Your goal:
What you return should match the material below line for line, except that no image appears in it.

Exercise data:

=-=-=

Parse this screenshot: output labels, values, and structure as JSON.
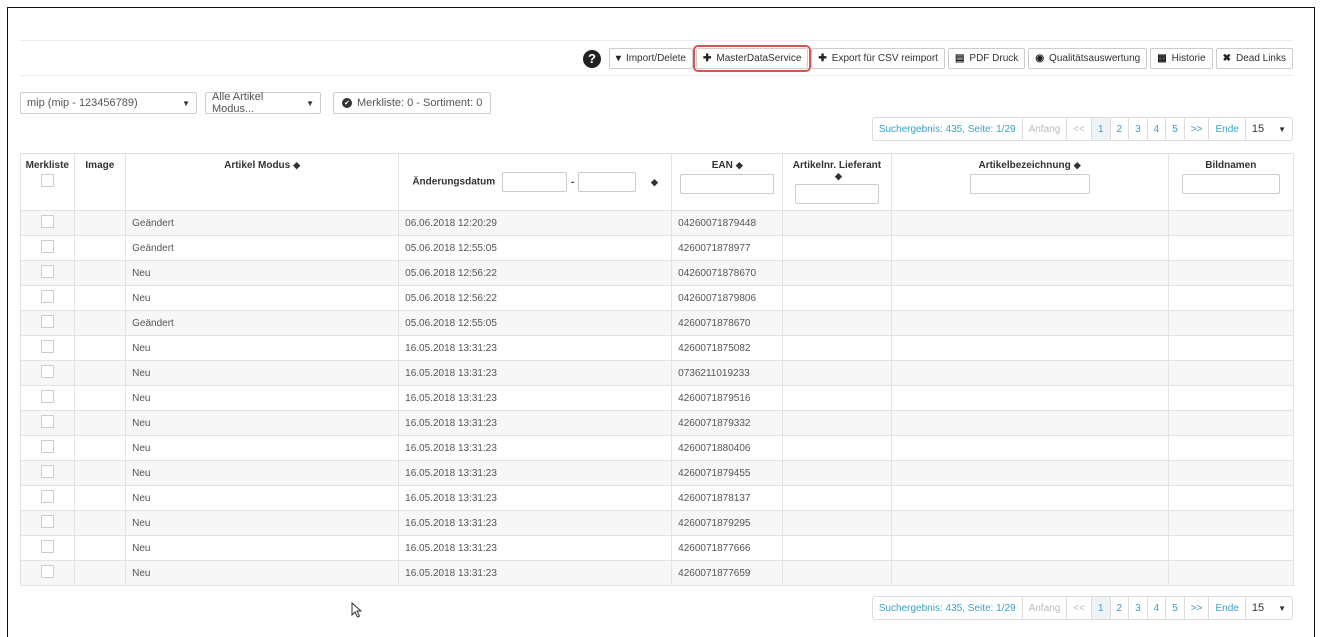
{
  "toolbar": {
    "help": "?",
    "buttons": [
      {
        "icon": "caret-down-icon",
        "label": "Import/Delete"
      },
      {
        "icon": "plus-icon",
        "label": "MasterDataService"
      },
      {
        "icon": "plus-icon",
        "label": "Export für CSV reimport"
      },
      {
        "icon": "print-icon",
        "label": "PDF Druck"
      },
      {
        "icon": "eye-icon",
        "label": "Qualitätsauswertung"
      },
      {
        "icon": "list-icon",
        "label": "Historie"
      },
      {
        "icon": "close-icon",
        "label": "Dead Links"
      }
    ]
  },
  "filters": {
    "supplier": "mip (mip - 123456789)",
    "mode": "Alle Artikel Modus...",
    "merkliste": "Merkliste: 0 - Sortiment: 0"
  },
  "pager": {
    "info": "Suchergebnis: 435, Seite: 1/29",
    "first": "Anfang",
    "prev": "<<",
    "pages": [
      "1",
      "2",
      "3",
      "4",
      "5"
    ],
    "next": ">>",
    "last": "Ende",
    "per_page": "15"
  },
  "table": {
    "headers": {
      "merkliste": "Merkliste",
      "image": "Image",
      "mode": "Artikel Modus",
      "date": "Änderungsdatum",
      "ean": "EAN",
      "supplier_no": "Artikelnr. Lieferant",
      "name": "Artikelbezeichnung",
      "images": "Bildnamen"
    },
    "rows": [
      {
        "mode": "Geändert",
        "date": "06.06.2018 12:20:29",
        "ean": "04260071879448"
      },
      {
        "mode": "Geändert",
        "date": "05.06.2018 12:55:05",
        "ean": "4260071878977"
      },
      {
        "mode": "Neu",
        "date": "05.06.2018 12:56:22",
        "ean": "04260071878670"
      },
      {
        "mode": "Neu",
        "date": "05.06.2018 12:56:22",
        "ean": "04260071879806"
      },
      {
        "mode": "Geändert",
        "date": "05.06.2018 12:55:05",
        "ean": "4260071878670"
      },
      {
        "mode": "Neu",
        "date": "16.05.2018 13:31:23",
        "ean": "4260071875082"
      },
      {
        "mode": "Neu",
        "date": "16.05.2018 13:31:23",
        "ean": "0736211019233"
      },
      {
        "mode": "Neu",
        "date": "16.05.2018 13:31:23",
        "ean": "4260071879516"
      },
      {
        "mode": "Neu",
        "date": "16.05.2018 13:31:23",
        "ean": "4260071879332"
      },
      {
        "mode": "Neu",
        "date": "16.05.2018 13:31:23",
        "ean": "4260071880406"
      },
      {
        "mode": "Neu",
        "date": "16.05.2018 13:31:23",
        "ean": "4260071879455"
      },
      {
        "mode": "Neu",
        "date": "16.05.2018 13:31:23",
        "ean": "4260071878137"
      },
      {
        "mode": "Neu",
        "date": "16.05.2018 13:31:23",
        "ean": "4260071879295"
      },
      {
        "mode": "Neu",
        "date": "16.05.2018 13:31:23",
        "ean": "4260071877666"
      },
      {
        "mode": "Neu",
        "date": "16.05.2018 13:31:23",
        "ean": "4260071877659"
      }
    ]
  },
  "colors": {
    "accent": "#3aa0c8",
    "highlight": "#d9534f"
  }
}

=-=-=

Result:
Parse this screenshot: output labels, values, and structure as JSON.
{
  "toolbar": {
    "help": "?",
    "buttons": [
      {
        "icon": "caret-down-icon",
        "label": "Import/Delete"
      },
      {
        "icon": "plus-icon",
        "label": "MasterDataService"
      },
      {
        "icon": "plus-icon",
        "label": "Export für CSV reimport"
      },
      {
        "icon": "print-icon",
        "label": "PDF Druck"
      },
      {
        "icon": "eye-icon",
        "label": "Qualitätsauswertung"
      },
      {
        "icon": "list-icon",
        "label": "Historie"
      },
      {
        "icon": "close-icon",
        "label": "Dead Links"
      }
    ]
  },
  "filters": {
    "supplier": "mip (mip - 123456789)",
    "mode": "Alle Artikel Modus...",
    "merkliste": "Merkliste: 0 - Sortiment: 0"
  },
  "pager": {
    "info": "Suchergebnis: 435, Seite: 1/29",
    "first": "Anfang",
    "prev": "<<",
    "pages": [
      "1",
      "2",
      "3",
      "4",
      "5"
    ],
    "next": ">>",
    "last": "Ende",
    "per_page": "15"
  },
  "table": {
    "headers": {
      "merkliste": "Merkliste",
      "image": "Image",
      "mode": "Artikel Modus",
      "date": "Änderungsdatum",
      "ean": "EAN",
      "supplier_no": "Artikelnr. Lieferant",
      "name": "Artikelbezeichnung",
      "images": "Bildnamen"
    },
    "rows": [
      {
        "mode": "Geändert",
        "date": "06.06.2018 12:20:29",
        "ean": "04260071879448"
      },
      {
        "mode": "Geändert",
        "date": "05.06.2018 12:55:05",
        "ean": "4260071878977"
      },
      {
        "mode": "Neu",
        "date": "05.06.2018 12:56:22",
        "ean": "04260071878670"
      },
      {
        "mode": "Neu",
        "date": "05.06.2018 12:56:22",
        "ean": "04260071879806"
      },
      {
        "mode": "Geändert",
        "date": "05.06.2018 12:55:05",
        "ean": "4260071878670"
      },
      {
        "mode": "Neu",
        "date": "16.05.2018 13:31:23",
        "ean": "4260071875082"
      },
      {
        "mode": "Neu",
        "date": "16.05.2018 13:31:23",
        "ean": "0736211019233"
      },
      {
        "mode": "Neu",
        "date": "16.05.2018 13:31:23",
        "ean": "4260071879516"
      },
      {
        "mode": "Neu",
        "date": "16.05.2018 13:31:23",
        "ean": "4260071879332"
      },
      {
        "mode": "Neu",
        "date": "16.05.2018 13:31:23",
        "ean": "4260071880406"
      },
      {
        "mode": "Neu",
        "date": "16.05.2018 13:31:23",
        "ean": "4260071879455"
      },
      {
        "mode": "Neu",
        "date": "16.05.2018 13:31:23",
        "ean": "4260071878137"
      },
      {
        "mode": "Neu",
        "date": "16.05.2018 13:31:23",
        "ean": "4260071879295"
      },
      {
        "mode": "Neu",
        "date": "16.05.2018 13:31:23",
        "ean": "4260071877666"
      },
      {
        "mode": "Neu",
        "date": "16.05.2018 13:31:23",
        "ean": "4260071877659"
      }
    ]
  },
  "colors": {
    "accent": "#3aa0c8",
    "highlight": "#d9534f"
  }
}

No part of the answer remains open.